A micron is a millionth of a meter, meaning it would take 25,400 microns to equal one inch.
The pollutants are measured by primary standards which are in place to protect public health, and secondary standards are to help determine welfare for things like vegetation and animals, according to Johnson.
The monitoring site, which is located at Bath High School, monitors sulfur dioxide, ozone and particulate matter less than 2.5 microns in diameter in Allen County.
“We are not trying to look at necessarily the worse case [or] the best case. We want what is reflective of the entire county,” said Johnson.
The primary standard for particulate matter this size is 12 micrograms per cubic meter of air. Measurements are averaged over three years.
In Allen County, the 3-year average as of 2017 was 8.3, which is 3.7 micrograms less than the primary standard.
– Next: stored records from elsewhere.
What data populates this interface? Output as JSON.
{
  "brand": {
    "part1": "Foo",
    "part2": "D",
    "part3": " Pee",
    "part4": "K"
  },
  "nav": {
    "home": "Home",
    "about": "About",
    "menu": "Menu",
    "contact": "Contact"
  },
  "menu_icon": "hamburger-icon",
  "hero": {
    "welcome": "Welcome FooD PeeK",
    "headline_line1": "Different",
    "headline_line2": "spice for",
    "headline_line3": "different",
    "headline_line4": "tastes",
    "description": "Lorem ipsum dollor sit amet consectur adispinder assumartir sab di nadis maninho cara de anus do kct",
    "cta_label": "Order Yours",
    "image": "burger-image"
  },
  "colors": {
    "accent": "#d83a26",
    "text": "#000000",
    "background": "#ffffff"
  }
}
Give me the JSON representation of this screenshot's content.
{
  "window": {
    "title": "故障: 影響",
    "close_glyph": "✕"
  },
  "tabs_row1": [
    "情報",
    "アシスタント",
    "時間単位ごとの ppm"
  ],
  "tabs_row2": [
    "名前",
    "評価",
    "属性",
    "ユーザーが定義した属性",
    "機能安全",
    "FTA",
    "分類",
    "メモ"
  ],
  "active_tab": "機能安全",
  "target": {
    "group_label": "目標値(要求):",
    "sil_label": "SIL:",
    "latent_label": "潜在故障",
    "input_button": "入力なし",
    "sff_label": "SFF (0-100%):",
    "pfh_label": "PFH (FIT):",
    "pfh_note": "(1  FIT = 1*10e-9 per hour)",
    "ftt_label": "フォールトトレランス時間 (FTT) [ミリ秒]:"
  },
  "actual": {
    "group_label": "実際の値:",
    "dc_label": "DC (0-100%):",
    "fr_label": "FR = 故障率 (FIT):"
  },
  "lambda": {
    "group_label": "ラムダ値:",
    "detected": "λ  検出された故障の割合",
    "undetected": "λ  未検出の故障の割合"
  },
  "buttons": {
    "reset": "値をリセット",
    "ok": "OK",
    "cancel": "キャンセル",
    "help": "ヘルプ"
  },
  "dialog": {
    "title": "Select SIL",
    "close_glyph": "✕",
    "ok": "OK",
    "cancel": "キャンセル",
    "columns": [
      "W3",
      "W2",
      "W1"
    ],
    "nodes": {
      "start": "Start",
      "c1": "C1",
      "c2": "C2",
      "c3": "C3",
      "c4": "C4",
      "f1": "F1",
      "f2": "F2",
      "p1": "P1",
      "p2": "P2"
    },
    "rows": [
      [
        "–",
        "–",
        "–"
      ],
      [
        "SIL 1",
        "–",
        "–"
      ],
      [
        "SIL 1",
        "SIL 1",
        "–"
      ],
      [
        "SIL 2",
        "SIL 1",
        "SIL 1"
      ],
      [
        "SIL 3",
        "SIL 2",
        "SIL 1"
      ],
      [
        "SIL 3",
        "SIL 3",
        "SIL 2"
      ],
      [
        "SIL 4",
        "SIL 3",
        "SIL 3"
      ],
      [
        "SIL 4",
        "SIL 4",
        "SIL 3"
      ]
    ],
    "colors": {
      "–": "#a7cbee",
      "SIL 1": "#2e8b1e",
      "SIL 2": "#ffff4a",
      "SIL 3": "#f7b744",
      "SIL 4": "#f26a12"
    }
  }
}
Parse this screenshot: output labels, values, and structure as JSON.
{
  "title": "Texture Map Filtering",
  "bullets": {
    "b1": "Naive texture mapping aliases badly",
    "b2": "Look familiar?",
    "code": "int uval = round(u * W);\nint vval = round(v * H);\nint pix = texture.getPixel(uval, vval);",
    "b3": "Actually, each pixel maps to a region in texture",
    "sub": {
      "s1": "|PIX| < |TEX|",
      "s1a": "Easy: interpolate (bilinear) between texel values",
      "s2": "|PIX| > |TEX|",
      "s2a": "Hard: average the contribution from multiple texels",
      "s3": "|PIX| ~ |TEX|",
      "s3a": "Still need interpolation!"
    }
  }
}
From Jan. 1 to Aug. 15 of this year, the average was 8.6, with a 3-year average of 7.9, also below the standard.
“Unemployment has gone down and people are traveling more than last year,” said Johnson. “Hopefully we will see a decrease.”
The primary 1-hour standard is .0075 parts per million for sulfur dioxide, and the 3-hour secondary standard is 0.5 parts per million. In 2017, the 1-hour measurement was 0.002 and the 3-hour measurement was 0.005 ppm. From Jan. 1 to Aug. 15, 2018, it was .006 ppm with a 3-year average of .004 ppm.
The primary and secondary standard for ozone is 0.070 ppm, which is an 8-hour concentration average over three years. In 2017 the 8-hour concentration average was 0.067 ppm. From March 1 to Oct. 31, 2018 the 8-hour concentration is 0.074 with a 3-year average of .070 ppm.
Johnson believes that the numbers are higher because last year’s summer was cooler than this year’s.
“I’m not saying there is an alarm or any concern,” said Johnson. “You see a downward trend, but it is something to be aware of. I am pleased that the 2017 data has shown that our numbers are looking good and that we are protecting the environment to increase air quality.”
”We felt that the results that we got in last year’s report was so good that we communicated to the media that citizens of Allen County should be quite pleased with what these numbers show, and this year the numbers are even better,” said Michael Wildermuth, an Allen County resident in attendance. “As a citizen of Allen County, it is comforting to know the numbers look as good as they do.”
Reach Camri Nelson at 567-242-0456 or on Twitter @CamriNews.